> **What the task requires**
Each line that has the string "foreseen" must be copied from the records below.
═══ Records provided
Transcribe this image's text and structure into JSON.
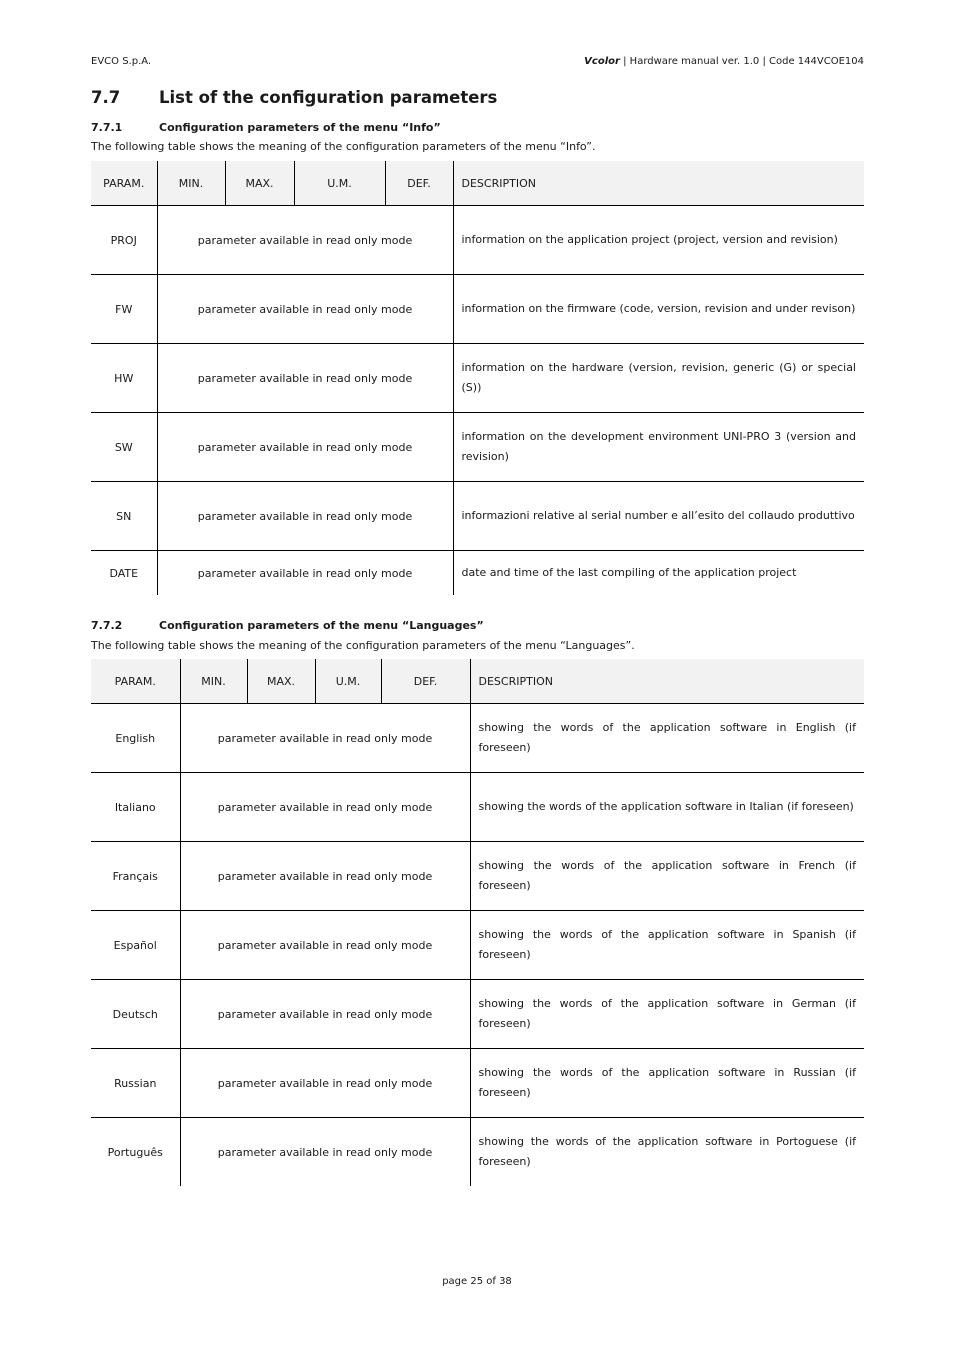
{
  "header": {
    "company": "EVCO S.p.A.",
    "product": "Vcolor",
    "manual": " | Hardware manual ver. 1.0 | Code 144VCOE104"
  },
  "section": {
    "number": "7.7",
    "title": "List of the configuration parameters"
  },
  "subsections": [
    {
      "number": "7.7.1",
      "title": "Configuration parameters of the menu “Info”",
      "intro": "The following table shows the meaning of the configuration parameters of the menu “Info”.",
      "columns": [
        "PARAM.",
        "MIN.",
        "MAX.",
        "U.M.",
        "DEF.",
        "DESCRIPTION"
      ],
      "rows": [
        {
          "param": "PROJ",
          "value": "parameter available in read only mode",
          "description": "information on the application project (project, version and revision)"
        },
        {
          "param": "FW",
          "value": "parameter available in read only mode",
          "description": "information on the firmware (code, version, revision and under revison)"
        },
        {
          "param": "HW",
          "value": "parameter available in read only mode",
          "description": "information on the hardware (version, revision, generic (G) or special (S))"
        },
        {
          "param": "SW",
          "value": "parameter available in read only mode",
          "description": "information on the development environment UNI-PRO 3 (version and revision)"
        },
        {
          "param": "SN",
          "value": "parameter available in read only mode",
          "description": "informazioni relative al serial number e all’esito del collaudo produttivo"
        },
        {
          "param": "DATE",
          "value": "parameter available in read only mode",
          "description": "date and time of the last compiling of the application project"
        }
      ]
    },
    {
      "number": "7.7.2",
      "title": "Configuration parameters of the menu “Languages”",
      "intro": "The following table shows the meaning of the configuration parameters of the menu “Languages”.",
      "columns": [
        "PARAM.",
        "MIN.",
        "MAX.",
        "U.M.",
        "DEF.",
        "DESCRIPTION"
      ],
      "rows": [
        {
          "param": "English",
          "value": "parameter available in read only mode",
          "description": "showing the words of the application software in English (if foreseen)"
        },
        {
          "param": "Italiano",
          "value": "parameter available in read only mode",
          "description": "showing the words of the application software in Italian (if foreseen)"
        },
        {
          "param": "Français",
          "value": "parameter available in read only mode",
          "description": "showing the words of the application software in French (if foreseen)"
        },
        {
          "param": "Español",
          "value": "parameter available in read only mode",
          "description": "showing the words of the application software in Spanish (if foreseen)"
        },
        {
          "param": "Deutsch",
          "value": "parameter available in read only mode",
          "description": "showing the words of the application software in German (if foreseen)"
        },
        {
          "param": "Russian",
          "value": "parameter available in read only mode",
          "description": "showing the words of the application software in Russian (if foreseen)"
        },
        {
          "param": "Português",
          "value": "parameter available in read only mode",
          "description": "showing the words of the application software in Portoguese (if foreseen)"
        }
      ]
    }
  ],
  "footer": {
    "page": "page 25 of 38"
  }
}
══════
> **Task output**
          "description": "showing the words of the application software in English (if foreseen)"
          "description": "showing the words of the application software in Italian (if foreseen)"
          "description": "showing the words of the application software in French (if foreseen)"
          "description": "showing the words of the application software in Spanish (if foreseen)"
          "description": "showing the words of the application software in German (if foreseen)"
          "description": "showing the words of the application software in Russian (if foreseen)"
          "description": "showing the words of the application software in Portoguese (if foreseen)"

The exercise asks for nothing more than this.